Multiculturalism, Market-Driven Immigration, and the Immigrant "Others": Media Representations of Immigration and Refugee Policies in Canada

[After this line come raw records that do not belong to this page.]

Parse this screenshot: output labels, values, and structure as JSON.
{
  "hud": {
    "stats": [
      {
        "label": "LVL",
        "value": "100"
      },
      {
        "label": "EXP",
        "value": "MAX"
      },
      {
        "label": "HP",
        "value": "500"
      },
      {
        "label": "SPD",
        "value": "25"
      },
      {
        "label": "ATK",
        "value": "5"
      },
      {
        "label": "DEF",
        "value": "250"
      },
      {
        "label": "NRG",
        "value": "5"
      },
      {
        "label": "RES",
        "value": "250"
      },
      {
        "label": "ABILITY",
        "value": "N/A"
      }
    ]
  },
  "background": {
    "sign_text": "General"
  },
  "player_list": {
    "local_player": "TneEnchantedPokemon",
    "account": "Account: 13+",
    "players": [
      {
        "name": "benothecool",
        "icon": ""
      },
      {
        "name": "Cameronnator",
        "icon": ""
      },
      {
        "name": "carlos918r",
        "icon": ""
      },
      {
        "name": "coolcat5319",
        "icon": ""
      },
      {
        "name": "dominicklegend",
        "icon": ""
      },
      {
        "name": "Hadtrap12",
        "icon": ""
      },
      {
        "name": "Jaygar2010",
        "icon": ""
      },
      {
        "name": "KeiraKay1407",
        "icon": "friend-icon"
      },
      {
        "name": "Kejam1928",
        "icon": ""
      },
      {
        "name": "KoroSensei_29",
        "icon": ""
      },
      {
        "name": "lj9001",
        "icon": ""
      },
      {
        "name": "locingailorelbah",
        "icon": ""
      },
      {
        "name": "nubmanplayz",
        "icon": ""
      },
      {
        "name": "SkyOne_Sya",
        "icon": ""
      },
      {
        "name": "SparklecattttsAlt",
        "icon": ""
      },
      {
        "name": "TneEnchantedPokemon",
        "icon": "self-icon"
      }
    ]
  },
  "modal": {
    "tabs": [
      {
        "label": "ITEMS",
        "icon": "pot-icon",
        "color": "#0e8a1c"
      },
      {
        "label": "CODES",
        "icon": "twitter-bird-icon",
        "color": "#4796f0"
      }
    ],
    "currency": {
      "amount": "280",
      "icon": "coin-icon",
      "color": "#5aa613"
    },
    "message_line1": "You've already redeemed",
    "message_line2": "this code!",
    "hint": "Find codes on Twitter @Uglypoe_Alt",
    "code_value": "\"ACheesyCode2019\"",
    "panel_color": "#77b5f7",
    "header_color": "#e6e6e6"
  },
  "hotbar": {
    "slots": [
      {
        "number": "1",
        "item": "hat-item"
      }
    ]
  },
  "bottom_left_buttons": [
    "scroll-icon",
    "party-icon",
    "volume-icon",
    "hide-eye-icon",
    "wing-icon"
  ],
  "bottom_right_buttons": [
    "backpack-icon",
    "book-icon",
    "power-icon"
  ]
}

The term "multiculturalism" has been deployed in public and political discourses with its meanings and ideological assumptions often not being explicitly stated or critically discussed. Furthermore, multiculturalism is intricately intertwined with immigration and ethnocultural diversity issues in Canada. The current Conservative federal government has implemented extensive overhaul to immigration policies since 2008. Based on a social constructionist framework, the aims of this dissertation are: 1) to present a critical discussion on Canadian multiculturalism, its meanings, and its connection to immigration and diversity issues historically and in recent years, and and 2) to examine empirically how recent immigration and refugee policy changes have been represented in the media, with an analytical emphasis on the portrayal of immigrants and refugees. The first aim is accomplished in the introduction. I first briefly review the historical context of immigration regulations and the institutionalisation of official multiculturalism. I then present multiculturalism as being situated in liberal democratic ideology, and as lived ideology or "a society's way of life" and "common sense" (Billig et al., 1998). Finally, I conceptualise multiculturalism as a "contested space" (George, 2011) where political, academic, and public discourses intersect, and discuss some of the prevalent arguments and claims made about its societal impact. For the second aim, I employ a discursive analytical approach to examine media representations of the major immigration policy changes introduced in 2012 after the Conservative Party won its first majority government. I demonstrate how the ample coverage of immigration and refugee frauds constructs an immigration and refugee system in crisis, which enables policy changes for more restrictive immigration and refugee admission to be positioned as pragmatic, rational, and commonsensical interventions. Moreover, I argue that the prevailing immigration discourse is based on neoliberal ideology and market logic, which selects the "right" immigrants in economic terms and gives a primary role to the market in this selection. The national inclusion and belonging of immigrants is, thus, reduced to their economic contributions, while immigrants are simultaneously cast as the non-contributing internal "others." Shifting representations of Canadian identity are variously mobilised to support or contest the emphasis on market-driven immigration.